The main "attraction" here is the world’s largest gilded copper Maitreya housed in Jamkhang Chenmo. Construction began during World War I and contains tons of gold (said to be donated by the Chinese), copper, and brass encrusted with precious stones. We were in awed of its massive size as we circled the base of it. The monastery, except for a few monks at the chapels, seemed almost deserted. The white-washed walls and narrow, flag-stoned pavements seemed to have withstood the test of time, as we felt as if we had stepped into another time and place. Overlooking the monastery are the slopes of Dolmari. Colourful prayer flags billowed wildly at the peak with ladders painted on the rocks. According to our guide, the "ladders" are said to aid the spirits in its ascension to Heaven.
Opposite the monastery, a Chinese square and makeshift stage presides. At the time of our visit, Tibet was celebrating its 40th year as an autonomous state. Shigatse seemed to begin its celebration ahead of Lhasa with line dancing Tibetan style, speeches from visiting Chinese officials, and food.
Admission Fee: 60RMB
Opening Hours: 8am to 4pm
Go HERE for more details.
From journal Tibet: Almost Heaven or Hell?
Townsville, Queensland, Australia
December 19, 2001
Shigatse is still home, however, to the Panchen Lama, the second most important figure in Tibetan Buddhism. Visitors are welcome at the Tashilhunpo Monastery, the largest in Tibet. I strongly recommend that you spend some hours there. The monastery is a huge complex just a kilometre or so from the centre of the city. It is situated on the slopes of a ridge that can be seen from most places in town.
There are five or six major buildings of interest to visitors but there are scores of others which can be explored. Narrow alleys run throughout the complex and it is exciting to climb some steps then turn a corner and find a marvellously surprising scene before you. It may be a small courtyard with meditating monks, a group of workers happily singing as they carry out repairs, or a panorama of golden spires and brilliant prayer flags. It is a place to expect the unexpected.
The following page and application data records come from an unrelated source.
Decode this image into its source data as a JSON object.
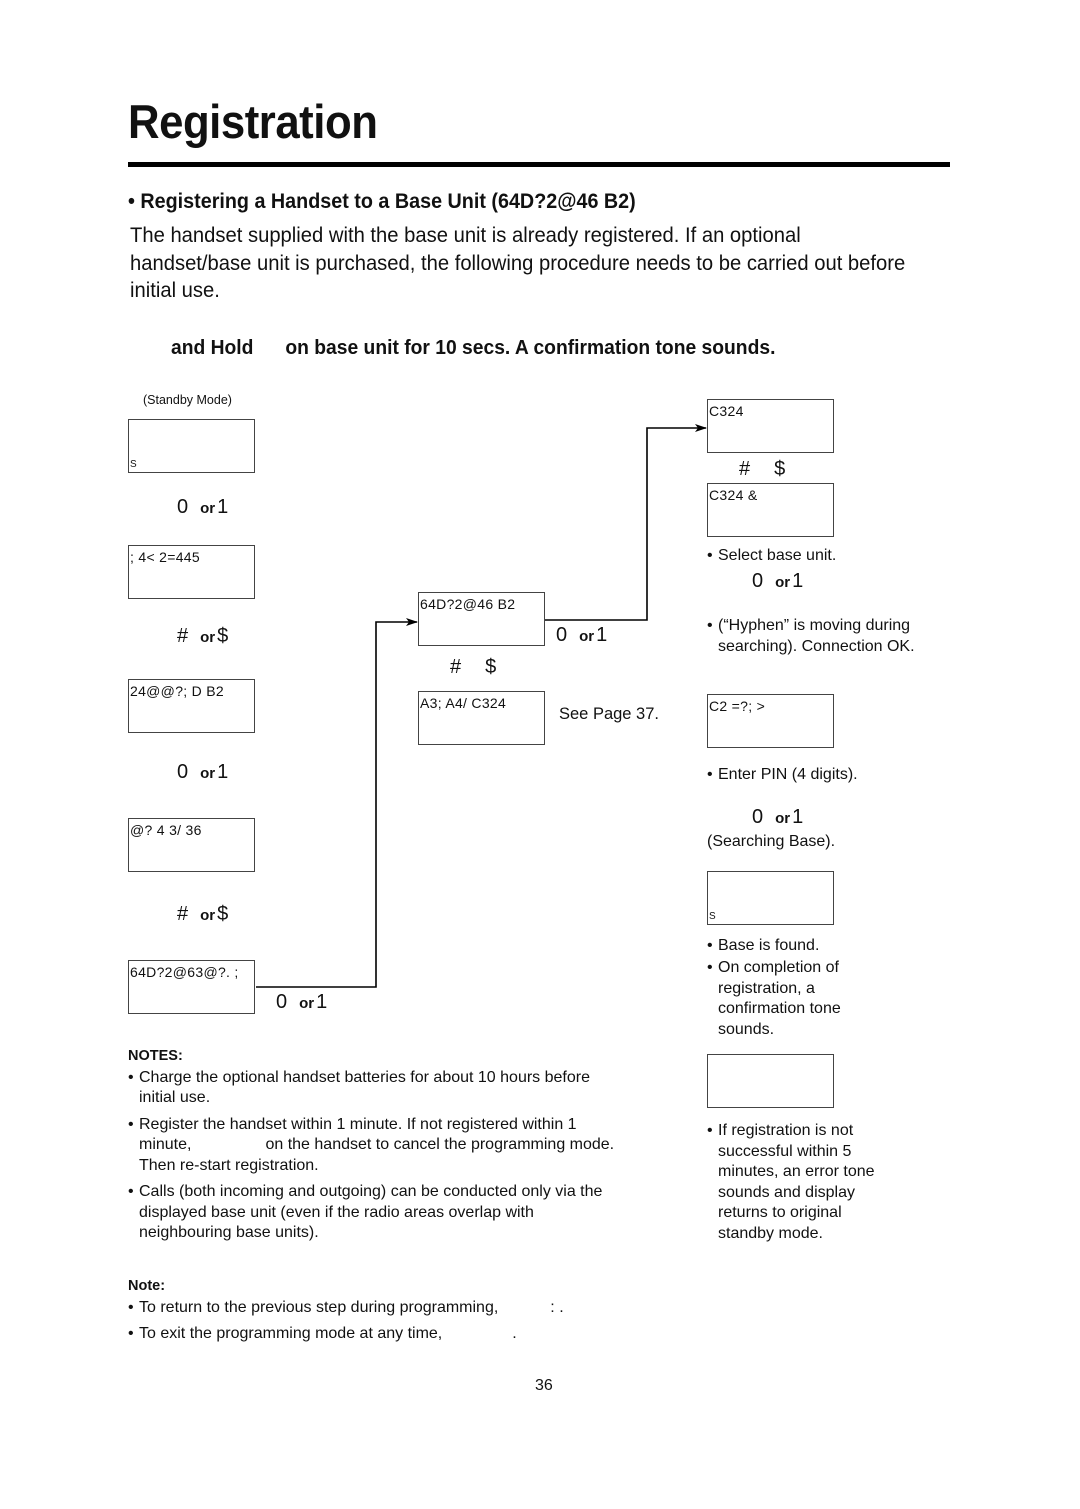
{
  "page": {
    "title": "Registration",
    "page_number": "36"
  },
  "section": {
    "heading": "• Registering a Handset to a Base Unit (64D?2@46  B2)",
    "intro": "The handset supplied with the base unit is already registered. If an optional handset/base unit is purchased, the following procedure needs to be carried out before initial use.",
    "step_instruction_part1": "and Hold",
    "step_instruction_part2": "on base unit for 10 secs. A confirmation tone sounds."
  },
  "flow": {
    "left_column": {
      "standby_caption": "(Standby Mode)",
      "lcd1": {
        "line1": "",
        "line2": "S"
      },
      "keys1": {
        "key_a": "0",
        "or": "or",
        "key_b": "1"
      },
      "lcd2": {
        "line1": "; 4< 2=445",
        "line2": ""
      },
      "keys2": {
        "key_a": "#",
        "or": "or",
        "key_b": "$"
      },
      "lcd3": {
        "line1": "24@@?; D B2",
        "line2": ""
      },
      "keys3": {
        "key_a": "0",
        "or": "or",
        "key_b": "1"
      },
      "lcd4": {
        "line1": "@?  4 3/ 36",
        "line2": ""
      },
      "keys4": {
        "key_a": "#",
        "or": "or",
        "key_b": "$"
      },
      "lcd5": {
        "line1": "64D?2@63@?. ;",
        "line2": ""
      },
      "keys5": {
        "key_a": "0",
        "or": "or",
        "key_b": "1"
      }
    },
    "middle_column": {
      "lcd1": {
        "line1": "64D?2@46  B2",
        "line2": ""
      },
      "keys1": {
        "key_a": "0",
        "or": "or",
        "key_b": "1"
      },
      "scroll_keys": {
        "key_a": "#",
        "key_b": "$"
      },
      "lcd2": {
        "line1": "A3; A4/  C324",
        "line2": ""
      },
      "see_page": "See Page 37."
    },
    "right_column": {
      "lcd1": {
        "line1": "C324",
        "line2": ""
      },
      "scroll_keys": {
        "key_a": "#",
        "key_b": "$"
      },
      "lcd2": {
        "line1": "C324 &",
        "line2": ""
      },
      "note_select": "Select base unit.",
      "keys1": {
        "key_a": "0",
        "or": "or",
        "key_b": "1"
      },
      "note_hyphen": "(“Hyphen” is moving during searching). Connection OK.",
      "lcd3": {
        "line1": "C2  =?;   >",
        "line2": ""
      },
      "note_pin": "Enter PIN (4 digits).",
      "keys2": {
        "key_a": "0",
        "or": "or",
        "key_b": "1"
      },
      "searching_caption": "(Searching Base).",
      "lcd4": {
        "line1": "",
        "line2": "S"
      },
      "note_found": "Base is found.",
      "note_completion": "On completion of registration, a confirmation tone sounds.",
      "lcd5": {
        "line1": "",
        "line2": ""
      },
      "note_error": "If registration is not successful within 5 minutes, an error tone sounds and display returns to original standby mode."
    }
  },
  "notes": {
    "heading": "NOTES:",
    "items": [
      "Charge the optional handset batteries for about 10 hours before initial use.",
      {
        "before": "Register the handset within 1 minute. If not registered within 1 minute,",
        "after": "on the handset to cancel the programming mode. Then re-start registration."
      },
      "Calls (both incoming and outgoing) can be conducted only via the displayed base unit (even if the radio areas overlap with neighbouring base units)."
    ]
  },
  "note": {
    "heading": "Note:",
    "items": [
      {
        "before": "To return to the previous step during programming,",
        "after": ":  ."
      },
      {
        "before": "To exit the programming mode at any time,",
        "after": "."
      }
    ]
  },
  "bullet": "•"
}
Inside the major temples, the statues, the hangings, the hundreds of butter lamps and the devoted locals combine to form memories you will never forget. Everything is so unusual, so exotic and so grand that no one will remain unimpressed. The big picture is incredible but so are the individual details. Look closely at the gold and silver ornaments, at the tapestries, the paintings and the wall and ceiling decorations. This is a photographers paradise.
Entry to the monastery is Y 65 for foreigners. It is money well spent.
From journal On top of the World
December 4, 2001
The monastery is huge. There are more than one hundred buildings clustered together at the base of a long ridge. There are several large shrines to past Panchen Lamas complete with huge statues complete with gold leaf, precious stones and painted murals. Some of the statues and decorations are quite new reflecting the Chinese government's new interest in Tibetan religious buildings. Others apparently escaped the worst of the destruction wrought by the Red Guards in the late 1960s.
The monastery allows monks to openly practice their religion but the Chinese still limit the number of clergy that can live here. It is understood from conversations with local residents that police agents are assigned to monasteries throughout the country to prevent political activities. None of these restrictions impact very much on the visitor. There are still plenty of places to visit and things to see within the monastery – in fact it is a constant feast for the eyes and ears. Don’t miss it.
Foreigners pay Y65 (US$8) for admission and this included a small CD which gives some history and photographs of the monastery. Locals get in for Y1. Don’t be put off by the price-just go. Open 9 – 12, 2 – 5 daily although some parts are closed on Sundays.
From journal The fascinating unknown